We arrived with our bags of gear, cases of guns and hearts fluttering in anticipation for this long-awaited moment with our girls. The cold November air and dusting of snow hinted at the coming of winter. Rifles slung over our shoulders and hot cocoa sloshing in our packs, we paired off into two elevated deer stands on Grandpa and Grandma’s farm - one near the corn field and the other closer to the forest’s edge.
We glassed attentively and patiently in all directions until sundown, sadly failing to spot a single deer.

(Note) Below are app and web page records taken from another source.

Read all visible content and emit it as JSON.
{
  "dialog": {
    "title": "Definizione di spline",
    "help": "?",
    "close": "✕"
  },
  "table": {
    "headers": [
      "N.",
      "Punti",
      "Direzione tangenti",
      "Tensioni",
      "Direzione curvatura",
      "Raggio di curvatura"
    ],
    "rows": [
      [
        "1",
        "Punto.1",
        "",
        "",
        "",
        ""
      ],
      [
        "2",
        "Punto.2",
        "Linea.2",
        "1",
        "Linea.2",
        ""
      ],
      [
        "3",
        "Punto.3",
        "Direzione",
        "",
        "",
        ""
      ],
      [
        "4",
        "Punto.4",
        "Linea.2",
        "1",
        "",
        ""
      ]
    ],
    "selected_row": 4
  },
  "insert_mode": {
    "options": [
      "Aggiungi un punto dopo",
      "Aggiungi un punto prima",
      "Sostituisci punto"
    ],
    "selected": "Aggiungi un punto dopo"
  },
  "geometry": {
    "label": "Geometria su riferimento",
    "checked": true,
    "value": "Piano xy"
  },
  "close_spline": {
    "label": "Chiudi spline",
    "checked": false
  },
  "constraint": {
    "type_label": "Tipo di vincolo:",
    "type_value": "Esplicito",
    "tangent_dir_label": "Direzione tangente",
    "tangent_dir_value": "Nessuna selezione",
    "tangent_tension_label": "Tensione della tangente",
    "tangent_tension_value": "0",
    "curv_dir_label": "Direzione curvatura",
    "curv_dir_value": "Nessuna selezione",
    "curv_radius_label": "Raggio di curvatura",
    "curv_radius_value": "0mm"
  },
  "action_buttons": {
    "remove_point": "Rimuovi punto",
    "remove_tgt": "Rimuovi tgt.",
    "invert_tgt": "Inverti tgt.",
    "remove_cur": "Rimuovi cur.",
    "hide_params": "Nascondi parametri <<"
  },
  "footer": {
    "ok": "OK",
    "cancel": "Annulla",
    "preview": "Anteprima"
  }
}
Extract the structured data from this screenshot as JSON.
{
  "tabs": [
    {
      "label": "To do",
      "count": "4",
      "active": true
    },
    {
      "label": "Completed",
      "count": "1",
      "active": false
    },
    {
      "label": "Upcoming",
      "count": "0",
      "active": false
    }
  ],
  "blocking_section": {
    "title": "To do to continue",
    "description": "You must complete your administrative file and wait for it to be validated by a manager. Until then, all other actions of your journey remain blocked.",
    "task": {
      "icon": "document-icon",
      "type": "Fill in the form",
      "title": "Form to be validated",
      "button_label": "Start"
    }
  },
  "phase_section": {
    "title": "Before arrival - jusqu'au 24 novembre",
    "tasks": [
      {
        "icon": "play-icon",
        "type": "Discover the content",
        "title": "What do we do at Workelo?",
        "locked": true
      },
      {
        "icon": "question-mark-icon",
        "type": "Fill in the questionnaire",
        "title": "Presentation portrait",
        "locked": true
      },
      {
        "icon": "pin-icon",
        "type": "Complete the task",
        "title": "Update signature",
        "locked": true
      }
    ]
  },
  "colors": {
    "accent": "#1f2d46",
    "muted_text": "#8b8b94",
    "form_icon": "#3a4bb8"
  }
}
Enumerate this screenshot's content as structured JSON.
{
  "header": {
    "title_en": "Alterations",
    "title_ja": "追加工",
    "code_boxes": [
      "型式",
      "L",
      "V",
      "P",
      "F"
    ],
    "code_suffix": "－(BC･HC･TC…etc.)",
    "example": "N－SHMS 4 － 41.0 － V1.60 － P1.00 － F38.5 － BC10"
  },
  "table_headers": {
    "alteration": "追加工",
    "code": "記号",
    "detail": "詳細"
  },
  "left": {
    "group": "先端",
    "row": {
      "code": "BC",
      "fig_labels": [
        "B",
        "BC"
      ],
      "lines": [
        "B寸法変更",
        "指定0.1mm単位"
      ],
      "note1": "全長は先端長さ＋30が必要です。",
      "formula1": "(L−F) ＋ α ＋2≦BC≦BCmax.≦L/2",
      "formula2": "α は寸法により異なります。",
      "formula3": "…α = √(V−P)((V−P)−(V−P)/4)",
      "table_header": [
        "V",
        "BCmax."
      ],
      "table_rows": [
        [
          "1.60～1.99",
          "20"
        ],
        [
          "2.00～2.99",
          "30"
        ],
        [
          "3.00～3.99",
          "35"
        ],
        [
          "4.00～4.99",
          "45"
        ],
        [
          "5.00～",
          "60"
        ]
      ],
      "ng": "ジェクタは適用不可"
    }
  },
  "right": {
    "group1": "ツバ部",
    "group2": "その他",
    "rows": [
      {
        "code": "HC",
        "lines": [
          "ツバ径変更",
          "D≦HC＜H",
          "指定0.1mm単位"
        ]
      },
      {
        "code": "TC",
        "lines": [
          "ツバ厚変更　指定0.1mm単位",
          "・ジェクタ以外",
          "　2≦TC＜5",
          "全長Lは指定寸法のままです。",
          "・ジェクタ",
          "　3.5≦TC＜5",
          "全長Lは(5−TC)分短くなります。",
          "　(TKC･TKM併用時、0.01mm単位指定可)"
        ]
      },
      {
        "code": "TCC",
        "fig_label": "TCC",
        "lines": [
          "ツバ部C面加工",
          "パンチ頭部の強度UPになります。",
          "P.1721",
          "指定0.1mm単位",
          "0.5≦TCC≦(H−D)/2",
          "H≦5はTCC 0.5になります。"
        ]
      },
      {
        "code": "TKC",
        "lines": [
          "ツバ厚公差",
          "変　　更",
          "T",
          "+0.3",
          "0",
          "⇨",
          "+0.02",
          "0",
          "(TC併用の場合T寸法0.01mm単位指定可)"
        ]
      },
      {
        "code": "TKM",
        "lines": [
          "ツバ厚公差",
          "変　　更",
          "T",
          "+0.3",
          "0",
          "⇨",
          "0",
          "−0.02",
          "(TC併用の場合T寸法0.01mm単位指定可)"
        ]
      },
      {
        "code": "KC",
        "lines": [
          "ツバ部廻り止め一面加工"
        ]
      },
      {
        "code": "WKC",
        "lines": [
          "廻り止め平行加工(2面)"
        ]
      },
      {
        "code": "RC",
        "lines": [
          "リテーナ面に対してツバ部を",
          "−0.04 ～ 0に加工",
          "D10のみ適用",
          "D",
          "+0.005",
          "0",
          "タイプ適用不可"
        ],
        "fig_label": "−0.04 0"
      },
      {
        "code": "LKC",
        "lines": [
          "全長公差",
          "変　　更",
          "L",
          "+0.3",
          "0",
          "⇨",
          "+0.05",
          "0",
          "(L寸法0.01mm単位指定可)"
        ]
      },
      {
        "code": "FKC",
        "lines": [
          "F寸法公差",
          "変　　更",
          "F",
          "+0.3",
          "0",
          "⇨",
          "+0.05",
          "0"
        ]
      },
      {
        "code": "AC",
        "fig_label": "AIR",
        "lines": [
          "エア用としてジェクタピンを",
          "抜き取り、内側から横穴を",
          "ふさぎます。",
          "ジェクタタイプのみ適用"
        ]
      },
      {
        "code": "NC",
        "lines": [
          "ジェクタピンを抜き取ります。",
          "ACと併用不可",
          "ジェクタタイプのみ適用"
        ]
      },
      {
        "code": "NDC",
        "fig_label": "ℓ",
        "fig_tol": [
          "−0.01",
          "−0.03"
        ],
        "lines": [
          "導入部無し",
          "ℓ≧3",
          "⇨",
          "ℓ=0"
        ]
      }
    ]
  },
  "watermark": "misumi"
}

That same scenario repeated itself our second night out.
Disappointment is a real part of hunting, we reasoned. (As much for our sakes as for the childrens’.)
Nothing seemed different as we trekked out the third night, but not long into our hunt we were charged up to see deer - several of them! It wasn’t long before one of our daughters took her first shot - with Grandpa’s help - and downed a doe feeding at the edge of the field below our stand. Shortly after, I took my first shot and hit a deer below our stand on the other side.
(It is amazing to me that when a deer gets shot, the others will often just keep eating. I yell silently, “run away, you idiots!!”)
Then we heard a gunshot from the other stand about 200 yards away. Communicating via text, we learned our other daughter had gotten her first deer with Dad’s help. We could stop right there and this would be a night for the recordbooks!! But one more shot was taken by Dad, making an even four does - one for each of us. As for the girls and I, we each shot our very first deer all on that same night!!
I have to admit, I’m not a fan of the gutting process. The girls each received a hands-on experience gutting their own deer that night, but without a word Tim and his dad gutted the other two without requiring my help. I was helpful in the sense of holding the flashlight, moving the truck, words of encouragement and even admiration, but no more was asked of me. Thank God for Dads and Grandpas.
(Note: many amazing women do gut their own deer, my own daughters included, and wow! For now, I’m in the category of “I’d rather not if I don’t have to.” Plus, who else is going to hold the flashlight?)
After the blood and guts were disposed of in the field and the meat was hanging, we made our way home to where Grandma was waiting with a warm, hearty, well-earned dinner. The dismal foreshadowing of the first two nights made the triumph of the third night all the more glorious when it came - a rich sense of mutual fulfillment none of us will ever forget!